They called upon the baldhead and treacherous likes of Steve Harvey, Tyler Perry, Gary Johnson, Raynard Jackson, Tavis Smiley, Cornel West and the male homosexual black community.
What will it take for the black man to stop being such a vagina and take responsibility for defending our right to exist because as of this writing black men are the real pussies?
Within the last several months and overtime a new report comes out detailing the impoverished economic condition of black America and the liberal arts black men immediately began disseminating the dire predictions of the black woman’s gloom and doom.
A lot of you gullible black men remind me of the myriad of retired black men that congregate at these McDonald fast food establishments, order the senior cup of coffee with free refills and spent the morning talking, talking and talking.
Stop all the talking, pontificating, grandstanding and opinionating. Stop working against the black woman.
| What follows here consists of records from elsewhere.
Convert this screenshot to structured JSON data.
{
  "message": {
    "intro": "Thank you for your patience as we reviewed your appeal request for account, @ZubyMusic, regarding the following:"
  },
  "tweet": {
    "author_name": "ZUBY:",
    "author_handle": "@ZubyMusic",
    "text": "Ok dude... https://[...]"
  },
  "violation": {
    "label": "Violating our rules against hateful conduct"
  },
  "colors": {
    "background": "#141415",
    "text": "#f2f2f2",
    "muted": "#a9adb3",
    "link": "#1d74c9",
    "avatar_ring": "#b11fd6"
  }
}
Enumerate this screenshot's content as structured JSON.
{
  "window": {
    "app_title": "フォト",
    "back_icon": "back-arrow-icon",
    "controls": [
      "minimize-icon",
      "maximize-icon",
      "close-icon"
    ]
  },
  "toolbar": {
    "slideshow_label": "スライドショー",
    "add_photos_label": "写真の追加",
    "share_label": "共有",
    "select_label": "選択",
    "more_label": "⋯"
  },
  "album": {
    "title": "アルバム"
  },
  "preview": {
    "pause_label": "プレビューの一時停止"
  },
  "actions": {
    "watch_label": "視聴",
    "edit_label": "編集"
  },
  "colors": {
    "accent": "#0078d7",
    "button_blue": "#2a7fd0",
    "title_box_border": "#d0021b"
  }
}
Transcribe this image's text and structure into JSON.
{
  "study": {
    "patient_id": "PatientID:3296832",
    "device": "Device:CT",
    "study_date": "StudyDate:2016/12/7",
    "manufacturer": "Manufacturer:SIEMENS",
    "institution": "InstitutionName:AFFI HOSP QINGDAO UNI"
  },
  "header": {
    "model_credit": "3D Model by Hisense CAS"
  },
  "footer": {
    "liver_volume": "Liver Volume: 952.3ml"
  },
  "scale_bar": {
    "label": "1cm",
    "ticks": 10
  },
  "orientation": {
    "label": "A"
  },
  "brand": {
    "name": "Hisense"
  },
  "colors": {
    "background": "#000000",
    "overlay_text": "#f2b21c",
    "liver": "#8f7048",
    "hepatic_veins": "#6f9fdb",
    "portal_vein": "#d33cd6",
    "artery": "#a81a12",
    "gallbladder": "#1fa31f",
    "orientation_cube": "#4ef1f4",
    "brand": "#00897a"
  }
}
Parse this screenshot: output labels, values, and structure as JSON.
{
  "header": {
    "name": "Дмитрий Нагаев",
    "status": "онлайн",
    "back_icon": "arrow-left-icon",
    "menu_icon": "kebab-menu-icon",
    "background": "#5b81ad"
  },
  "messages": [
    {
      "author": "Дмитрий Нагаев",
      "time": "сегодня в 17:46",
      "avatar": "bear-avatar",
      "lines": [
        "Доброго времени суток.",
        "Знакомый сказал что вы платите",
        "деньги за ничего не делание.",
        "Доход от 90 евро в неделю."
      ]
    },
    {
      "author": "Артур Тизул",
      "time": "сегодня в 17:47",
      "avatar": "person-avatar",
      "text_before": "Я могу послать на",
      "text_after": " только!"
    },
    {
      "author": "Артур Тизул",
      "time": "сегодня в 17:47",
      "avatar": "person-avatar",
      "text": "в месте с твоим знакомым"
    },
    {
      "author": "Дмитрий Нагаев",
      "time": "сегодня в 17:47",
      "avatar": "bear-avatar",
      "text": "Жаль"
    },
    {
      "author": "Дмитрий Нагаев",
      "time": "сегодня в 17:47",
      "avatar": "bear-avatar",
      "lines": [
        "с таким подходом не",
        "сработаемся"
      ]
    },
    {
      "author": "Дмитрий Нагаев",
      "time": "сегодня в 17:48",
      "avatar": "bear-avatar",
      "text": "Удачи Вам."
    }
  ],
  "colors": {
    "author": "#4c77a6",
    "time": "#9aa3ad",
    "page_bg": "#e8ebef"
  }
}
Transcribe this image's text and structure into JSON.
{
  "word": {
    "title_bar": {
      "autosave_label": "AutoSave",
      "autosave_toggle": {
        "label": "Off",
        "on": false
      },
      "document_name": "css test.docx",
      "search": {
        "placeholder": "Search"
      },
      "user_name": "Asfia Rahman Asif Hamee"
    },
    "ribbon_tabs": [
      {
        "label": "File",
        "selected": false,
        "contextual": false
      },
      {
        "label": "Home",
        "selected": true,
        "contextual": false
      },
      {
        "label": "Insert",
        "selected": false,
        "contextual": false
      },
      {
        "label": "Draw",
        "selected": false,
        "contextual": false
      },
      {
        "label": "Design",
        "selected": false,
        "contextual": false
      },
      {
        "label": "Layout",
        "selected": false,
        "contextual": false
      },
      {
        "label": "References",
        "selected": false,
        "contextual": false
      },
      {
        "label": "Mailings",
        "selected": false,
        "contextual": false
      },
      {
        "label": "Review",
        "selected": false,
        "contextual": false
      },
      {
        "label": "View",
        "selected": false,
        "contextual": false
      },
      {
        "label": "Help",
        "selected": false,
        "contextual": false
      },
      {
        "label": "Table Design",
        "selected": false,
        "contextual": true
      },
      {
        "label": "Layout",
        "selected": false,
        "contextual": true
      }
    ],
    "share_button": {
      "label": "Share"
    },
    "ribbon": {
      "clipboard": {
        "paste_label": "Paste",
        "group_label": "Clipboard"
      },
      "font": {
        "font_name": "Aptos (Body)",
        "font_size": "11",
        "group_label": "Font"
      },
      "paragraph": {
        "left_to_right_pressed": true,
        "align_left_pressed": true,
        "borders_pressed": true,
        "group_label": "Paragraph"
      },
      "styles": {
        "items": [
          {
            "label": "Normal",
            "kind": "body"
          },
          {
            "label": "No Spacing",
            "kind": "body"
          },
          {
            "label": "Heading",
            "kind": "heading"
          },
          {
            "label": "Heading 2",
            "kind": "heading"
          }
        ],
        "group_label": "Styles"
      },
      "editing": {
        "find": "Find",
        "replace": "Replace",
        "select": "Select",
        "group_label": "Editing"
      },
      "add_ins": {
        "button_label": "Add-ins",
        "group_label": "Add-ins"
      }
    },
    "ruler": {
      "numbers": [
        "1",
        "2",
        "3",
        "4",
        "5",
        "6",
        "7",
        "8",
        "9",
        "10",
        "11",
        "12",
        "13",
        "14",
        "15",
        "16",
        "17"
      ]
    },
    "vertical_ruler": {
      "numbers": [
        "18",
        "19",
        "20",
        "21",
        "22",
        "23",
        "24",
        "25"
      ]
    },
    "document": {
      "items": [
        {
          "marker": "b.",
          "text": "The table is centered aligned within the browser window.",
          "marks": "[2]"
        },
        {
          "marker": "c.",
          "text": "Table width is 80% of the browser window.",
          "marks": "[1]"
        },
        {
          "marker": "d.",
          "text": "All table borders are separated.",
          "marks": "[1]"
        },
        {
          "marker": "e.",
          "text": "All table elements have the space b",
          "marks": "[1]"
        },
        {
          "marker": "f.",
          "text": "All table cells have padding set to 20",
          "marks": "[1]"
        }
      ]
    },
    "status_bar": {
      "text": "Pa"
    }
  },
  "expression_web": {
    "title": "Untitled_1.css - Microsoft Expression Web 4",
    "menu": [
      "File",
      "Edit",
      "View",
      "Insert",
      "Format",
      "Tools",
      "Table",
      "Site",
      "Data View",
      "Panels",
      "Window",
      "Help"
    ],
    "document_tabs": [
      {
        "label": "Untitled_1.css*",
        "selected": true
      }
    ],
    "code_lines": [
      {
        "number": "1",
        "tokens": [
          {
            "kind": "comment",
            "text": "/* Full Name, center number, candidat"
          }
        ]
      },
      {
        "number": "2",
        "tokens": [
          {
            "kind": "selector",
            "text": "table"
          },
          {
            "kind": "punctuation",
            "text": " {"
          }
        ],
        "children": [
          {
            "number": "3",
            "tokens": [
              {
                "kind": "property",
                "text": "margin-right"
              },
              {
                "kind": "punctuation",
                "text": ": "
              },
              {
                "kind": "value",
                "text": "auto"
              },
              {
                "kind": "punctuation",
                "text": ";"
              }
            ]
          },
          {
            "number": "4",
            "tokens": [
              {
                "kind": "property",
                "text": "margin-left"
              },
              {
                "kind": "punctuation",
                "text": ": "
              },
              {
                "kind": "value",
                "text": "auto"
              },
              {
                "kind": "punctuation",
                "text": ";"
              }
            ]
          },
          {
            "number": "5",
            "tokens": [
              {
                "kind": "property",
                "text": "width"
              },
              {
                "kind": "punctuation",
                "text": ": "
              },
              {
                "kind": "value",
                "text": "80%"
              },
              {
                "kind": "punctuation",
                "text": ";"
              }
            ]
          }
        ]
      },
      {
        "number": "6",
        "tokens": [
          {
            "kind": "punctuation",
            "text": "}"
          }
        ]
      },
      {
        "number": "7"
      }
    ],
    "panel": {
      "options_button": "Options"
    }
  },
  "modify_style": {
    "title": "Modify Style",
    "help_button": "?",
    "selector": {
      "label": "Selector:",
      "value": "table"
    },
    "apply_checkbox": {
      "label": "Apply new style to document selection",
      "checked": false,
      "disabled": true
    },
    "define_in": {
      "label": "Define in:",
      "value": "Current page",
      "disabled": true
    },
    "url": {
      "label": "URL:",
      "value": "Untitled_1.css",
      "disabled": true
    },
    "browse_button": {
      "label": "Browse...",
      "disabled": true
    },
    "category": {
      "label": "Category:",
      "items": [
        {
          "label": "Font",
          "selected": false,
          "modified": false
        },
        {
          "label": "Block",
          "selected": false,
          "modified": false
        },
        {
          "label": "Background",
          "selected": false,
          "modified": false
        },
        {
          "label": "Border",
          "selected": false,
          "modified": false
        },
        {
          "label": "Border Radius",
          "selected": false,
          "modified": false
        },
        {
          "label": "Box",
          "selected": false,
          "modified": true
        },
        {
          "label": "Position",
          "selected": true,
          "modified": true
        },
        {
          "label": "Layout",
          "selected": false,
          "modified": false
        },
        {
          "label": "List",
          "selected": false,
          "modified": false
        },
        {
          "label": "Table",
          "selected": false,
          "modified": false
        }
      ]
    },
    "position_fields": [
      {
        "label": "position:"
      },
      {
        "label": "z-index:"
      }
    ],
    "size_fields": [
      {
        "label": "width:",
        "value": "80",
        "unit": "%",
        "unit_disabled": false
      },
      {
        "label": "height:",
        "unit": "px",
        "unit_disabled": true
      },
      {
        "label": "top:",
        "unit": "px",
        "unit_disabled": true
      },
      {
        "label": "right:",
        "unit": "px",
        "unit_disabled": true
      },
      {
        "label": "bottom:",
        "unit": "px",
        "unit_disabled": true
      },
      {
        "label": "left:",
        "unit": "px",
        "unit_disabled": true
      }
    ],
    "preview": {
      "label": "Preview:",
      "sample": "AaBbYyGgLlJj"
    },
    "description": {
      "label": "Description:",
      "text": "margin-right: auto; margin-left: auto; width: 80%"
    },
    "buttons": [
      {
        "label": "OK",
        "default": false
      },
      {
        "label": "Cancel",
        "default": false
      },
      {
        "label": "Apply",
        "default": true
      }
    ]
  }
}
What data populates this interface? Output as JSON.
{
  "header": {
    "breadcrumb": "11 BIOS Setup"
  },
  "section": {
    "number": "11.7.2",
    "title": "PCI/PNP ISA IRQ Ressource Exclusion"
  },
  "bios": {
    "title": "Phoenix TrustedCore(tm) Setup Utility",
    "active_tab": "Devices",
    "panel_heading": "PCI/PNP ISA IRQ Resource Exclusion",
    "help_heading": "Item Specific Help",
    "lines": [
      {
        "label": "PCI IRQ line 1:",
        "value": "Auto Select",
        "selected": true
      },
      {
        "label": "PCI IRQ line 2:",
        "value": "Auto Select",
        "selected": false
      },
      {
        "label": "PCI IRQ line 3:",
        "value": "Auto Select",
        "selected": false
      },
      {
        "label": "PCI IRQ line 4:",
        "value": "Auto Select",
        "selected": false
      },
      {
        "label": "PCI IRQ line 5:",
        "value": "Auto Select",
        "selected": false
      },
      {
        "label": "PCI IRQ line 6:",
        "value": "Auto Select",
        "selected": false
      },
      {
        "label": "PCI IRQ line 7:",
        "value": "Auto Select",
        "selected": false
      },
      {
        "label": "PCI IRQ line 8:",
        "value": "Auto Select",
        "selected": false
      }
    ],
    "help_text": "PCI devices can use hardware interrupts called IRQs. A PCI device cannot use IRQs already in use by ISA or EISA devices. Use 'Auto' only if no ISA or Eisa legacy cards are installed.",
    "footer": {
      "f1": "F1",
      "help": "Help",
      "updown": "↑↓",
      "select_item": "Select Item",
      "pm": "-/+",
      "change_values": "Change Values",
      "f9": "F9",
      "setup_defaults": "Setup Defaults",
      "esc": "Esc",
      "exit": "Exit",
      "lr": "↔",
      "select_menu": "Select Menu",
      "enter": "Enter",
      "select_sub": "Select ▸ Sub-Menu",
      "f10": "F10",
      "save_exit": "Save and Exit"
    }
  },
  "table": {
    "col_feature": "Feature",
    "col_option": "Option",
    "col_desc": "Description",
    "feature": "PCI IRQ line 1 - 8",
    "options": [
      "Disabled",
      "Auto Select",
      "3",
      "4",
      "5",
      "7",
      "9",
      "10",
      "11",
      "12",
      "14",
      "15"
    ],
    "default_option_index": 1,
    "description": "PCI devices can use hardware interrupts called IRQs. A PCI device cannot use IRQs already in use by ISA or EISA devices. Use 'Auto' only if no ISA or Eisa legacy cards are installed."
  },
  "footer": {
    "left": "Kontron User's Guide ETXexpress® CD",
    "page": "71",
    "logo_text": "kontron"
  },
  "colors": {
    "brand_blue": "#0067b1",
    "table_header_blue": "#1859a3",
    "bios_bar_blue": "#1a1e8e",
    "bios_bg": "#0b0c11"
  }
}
Do the math black man by formulating a workable equation and let's get it on.
We black men have an invested and undivided interest in seeing that the black woman is successful in establishing and reclaiming her rightful place upon the throne as God’s intended original Eve.
The black woman is our greatest, largest, most important and most invaluable investment and asset.
Rally around our united interest and stop being the town crier of intentional and deliberate planted and orchestrated bad news that seek to destroy the black woman.
Take your place as male defenders by formulating into a mathematical driving force to penetrate and insert us as a people into the 21st century marketing equation that is resisting our presence, inclusion, contribution and participation.
Sincerely, Enoch Mubarak
President/CEO Mubarak Inter-Prizes